So go out and protest. Raise your voice everywhere you can, and stop normalizing the idea that it is logical for someone to get sexually assaulted if they were dressed in a certain way. Yes, people have a right to express their discomfort or voice their disapproval with a certain attire, but no one, and we mean absolutely no one has the right to invade someone’s personal space physically or otherwise based on what may or may not provoke them. The only way this can happen is if we make it happen, and it is not as ludicrous as it seems.
We are society, and we can change what we believe society believes simply by believing differently and advocating for it.
So this was some 2-3 years ago, I was 22 years old then. I live in the Middle East, Saudi Arabia to be precise. I was out shopping in mall with my mom and dad. It was there in the parking lot when I was walking up to the car with my mom and dad a little ahead of me that a woman walked past me with her husband or brother right behind, and in that split second that guy grabbed my ass. I was too shocked and stunned to even react. I couldn’t believe that a guy in this country , which is so strict about male and female segregation and is known to hand out harsh punishments if a man commits indecent acts, could actually do such a thing all the while with his wife or sister in tow. And just imagine what I was wearing? A Burka (a full body cloak worn by some Muslim women). Its frustrating when people actually blame you for how you dress when infact it has nothing to do with how a man can behave. I know this because even after being covered from head to toe I still got groped. #stopblamingthevictims because #Itsnottheirfault.
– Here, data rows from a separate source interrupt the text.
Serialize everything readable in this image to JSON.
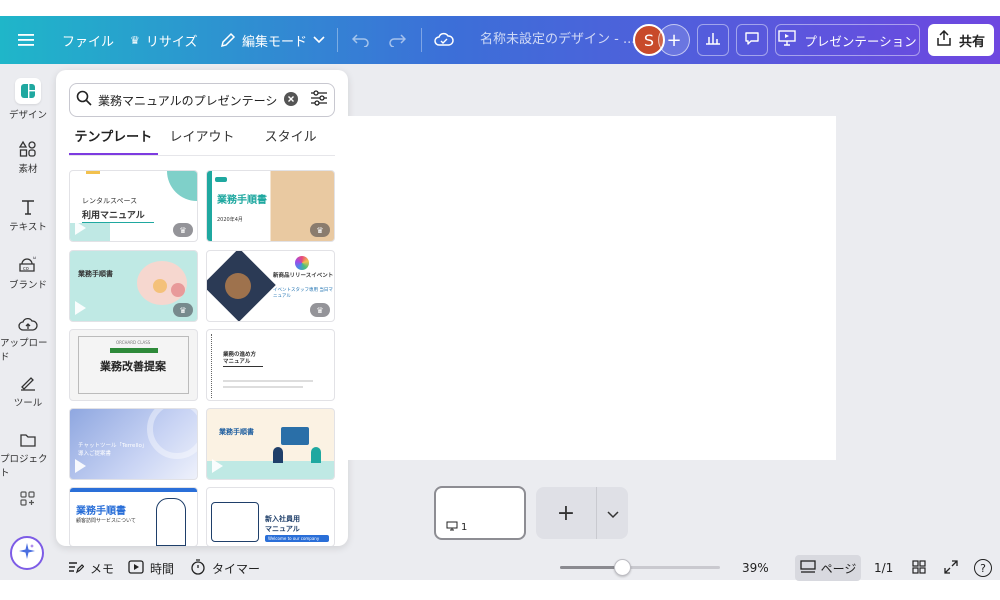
{
  "topbar": {
    "file_label": "ファイル",
    "resize_label": "リサイズ",
    "edit_mode_label": "編集モード",
    "doc_title": "名称未設定のデザイン - ...",
    "avatar_initial": "S",
    "present_label": "プレゼンテーション",
    "share_label": "共有"
  },
  "rail": {
    "items": [
      {
        "label": "デザイン",
        "icon": "design-icon"
      },
      {
        "label": "素材",
        "icon": "elements-icon"
      },
      {
        "label": "テキスト",
        "icon": "text-icon"
      },
      {
        "label": "ブランド",
        "icon": "brand-icon"
      },
      {
        "label": "アップロード",
        "icon": "upload-icon"
      },
      {
        "label": "ツール",
        "icon": "tools-icon"
      },
      {
        "label": "プロジェクト",
        "icon": "folder-icon"
      }
    ]
  },
  "panel": {
    "search_value": "業務マニュアルのプレゼンテーション",
    "tabs": [
      "テンプレート",
      "レイアウト",
      "スタイル"
    ],
    "cards": [
      {
        "line1": "レンタルスペース",
        "line2": "利用マニュアル"
      },
      {
        "line1": "業務手順書",
        "line2": "2020年4月"
      },
      {
        "line1": "業務手順書",
        "line2": ""
      },
      {
        "line1": "新商品リリースイベント",
        "line2": "イベントスタッフ専用 当日マニュアル"
      },
      {
        "line1": "業務改善提案",
        "line2": "ORCHARD CLASS"
      },
      {
        "line1": "業務の進め方",
        "line2": "マニュアル"
      },
      {
        "line1": "チャットツール「Terrello」",
        "line2": "導入ご提案書"
      },
      {
        "line1": "業務手順書",
        "line2": ""
      },
      {
        "line1": "業務手順書",
        "line2": "顧客訪問サービスについて"
      },
      {
        "line1": "新入社員用",
        "line2": "マニュアル"
      }
    ],
    "card_card9_badge": "Welcome to our company"
  },
  "pages": {
    "thumb_number": "1"
  },
  "footer": {
    "memo_label": "メモ",
    "time_label": "時間",
    "timer_label": "タイマー",
    "zoom_percent": "39%",
    "zoom_value": 0.39,
    "page_label": "ページ",
    "page_count": "1/1",
    "help_label": "?"
  },
  "colors": {
    "accent": "#7d3be0",
    "teal": "#1fa8a0"
  }
}
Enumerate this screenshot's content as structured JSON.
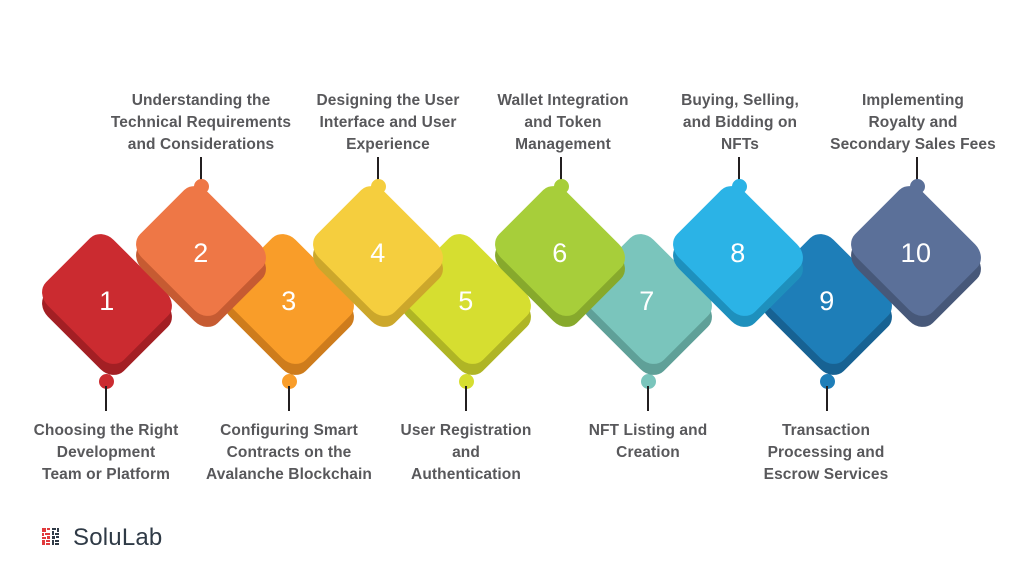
{
  "diagram": {
    "type": "process-flow-infographic",
    "step_count": 10,
    "steps": [
      {
        "number": "1",
        "label": "Choosing the Right\nDevelopment\nTeam or Platform",
        "position": "bottom",
        "color": "#CB2B30",
        "side_color": "#A31F24",
        "dot_color": "#CB2B30"
      },
      {
        "number": "2",
        "label": "Understanding the\nTechnical Requirements\nand Considerations",
        "position": "top",
        "color": "#EE7746",
        "side_color": "#C65B32",
        "dot_color": "#EE7746"
      },
      {
        "number": "3",
        "label": "Configuring Smart\nContracts on the\nAvalanche Blockchain",
        "position": "bottom",
        "color": "#F99D29",
        "side_color": "#CE7C1C",
        "dot_color": "#F99D29"
      },
      {
        "number": "4",
        "label": "Designing the User\nInterface and User\nExperience",
        "position": "top",
        "color": "#F5CE3E",
        "side_color": "#CCA72B",
        "dot_color": "#F5CE3E"
      },
      {
        "number": "5",
        "label": "User Registration\nand\nAuthentication",
        "position": "bottom",
        "color": "#D6DE30",
        "side_color": "#AFB525",
        "dot_color": "#D6DE30"
      },
      {
        "number": "6",
        "label": "Wallet Integration\nand Token\nManagement",
        "position": "top",
        "color": "#A7CE3A",
        "side_color": "#87A92C",
        "dot_color": "#A7CE3A"
      },
      {
        "number": "7",
        "label": "NFT Listing and\nCreation",
        "position": "bottom",
        "color": "#7AC5BC",
        "side_color": "#5FA098",
        "dot_color": "#7AC5BC"
      },
      {
        "number": "8",
        "label": "Buying, Selling,\nand Bidding on\nNFTs",
        "position": "top",
        "color": "#2BB3E6",
        "side_color": "#1E90BD",
        "dot_color": "#2BB3E6"
      },
      {
        "number": "9",
        "label": "Transaction\nProcessing and\nEscrow Services",
        "position": "bottom",
        "color": "#1E7EB8",
        "side_color": "#176293",
        "dot_color": "#1E7EB8"
      },
      {
        "number": "10",
        "label": "Implementing\nRoyalty and\nSecondary Sales Fees",
        "position": "top",
        "color": "#5B7099",
        "side_color": "#475879",
        "dot_color": "#5B7099"
      }
    ]
  },
  "branding": {
    "logo_text": "SoluLab",
    "logo_mark_name": "solulab-pixel-mark",
    "logo_mark_color": "#E03A3C",
    "logo_mark_dark": "#2F3A46",
    "logo_text_color": "#2F3A46"
  },
  "canvas": {
    "background": "#FFFFFF",
    "label_color": "#58585B",
    "stem_color": "#231F20"
  }
}
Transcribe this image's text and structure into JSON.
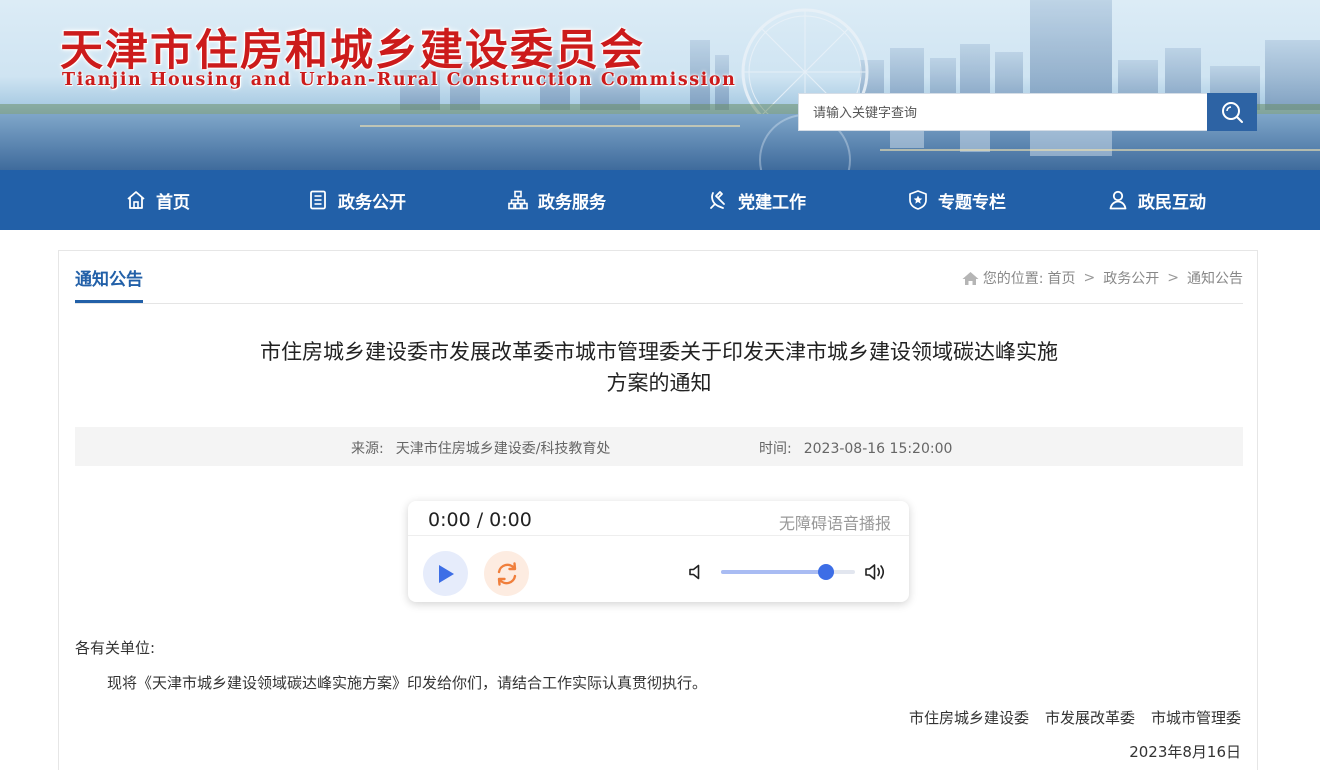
{
  "header": {
    "title_cn": "天津市住房和城乡建设委员会",
    "title_en": "Tianjin Housing and Urban-Rural Construction Commission",
    "search_placeholder": "请输入关键字查询",
    "search_icon": "search-icon"
  },
  "nav": {
    "items": [
      {
        "label": "首页",
        "icon": "home-icon"
      },
      {
        "label": "政务公开",
        "icon": "document-icon"
      },
      {
        "label": "政务服务",
        "icon": "org-chart-icon"
      },
      {
        "label": "党建工作",
        "icon": "party-emblem-icon"
      },
      {
        "label": "专题专栏",
        "icon": "shield-star-icon"
      },
      {
        "label": "政民互动",
        "icon": "user-icon"
      }
    ]
  },
  "section": {
    "tab": "通知公告",
    "breadcrumb_prefix": "您的位置:",
    "breadcrumb": [
      "首页",
      "政务公开",
      "通知公告"
    ],
    "breadcrumb_sep": ">"
  },
  "article": {
    "title_line1": "市住房城乡建设委市发展改革委市城市管理委关于印发天津市城乡建设领域碳达峰实施",
    "title_line2": "方案的通知",
    "source_label": "来源:",
    "source": "天津市住房城乡建设委/科技教育处",
    "time_label": "时间:",
    "time": "2023-08-16 15:20:00",
    "salutation": "各有关单位:",
    "paragraph": "现将《天津市城乡建设领域碳达峰实施方案》印发给你们，请结合工作实际认真贯彻执行。",
    "signers": [
      "市住房城乡建设委",
      "市发展改革委",
      "市城市管理委"
    ],
    "date": "2023年8月16日"
  },
  "player": {
    "time": "0:00 / 0:00",
    "label": "无障碍语音播报",
    "volume": 0.78,
    "colors": {
      "play": "#3d6ee6",
      "loop": "#f07f3c",
      "knob": "#3d6ee6"
    }
  },
  "colors": {
    "primary": "#2260a8",
    "title_red": "#cc1b1b"
  }
}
This was about 11 years back. I was at a stationary shop close to school. it was packed. with kids and parents howling and talking to be heard by the shopkeeper. suddenly i felt a hand touching my vagina. it tried to penetrate really inside through my school uniform. very hard. i look behind. i saw a man. about 70 years old! can you believe it?! 70!! he was grinning at me, like he thought i enjoyed his touch. i moved a little and then the same hand grabs my ass really hard! i ran. no even looking at his face for a second time. i couldn’t! i’m sorry. while i walked back to school i still had the sensation in the parts where i was touched. i felt dirty! never once spoke about it to anyone. no even family!
today i am 22. this event still haunts me. and i think of a 100 things i could have done that day. but it’s no use now. i dread when i think when i think if at all my neices or my childer (of course, future children) have to go through the same. maybe we’l get fast track courts, laws and better security, but a little can happen until the very seed of thought process changes in our country. I’m glad you guys are trying the same.
Kindly let me know if there is something i could do!
“The fact is, the society needs to actively reject these notions. That is the only way out. We often question the validity of ‘speaking out’ against violence, and we underestimate what a simple act of active rejection can do. It can do wonders, since historically it has been the active rejection or condemnation by the society in large numbers that has led to shaping how people in that society live today. Sometimes it is okay to protest simply against an idea or a notion, because it is through a protest that a society can actively get together and reject an idea that has long been accepted as a norm.” read more at http://www.gotstared.at/blog/editorial/the-provocation-molestation-connotation/ (An Article by Dhruv Arora)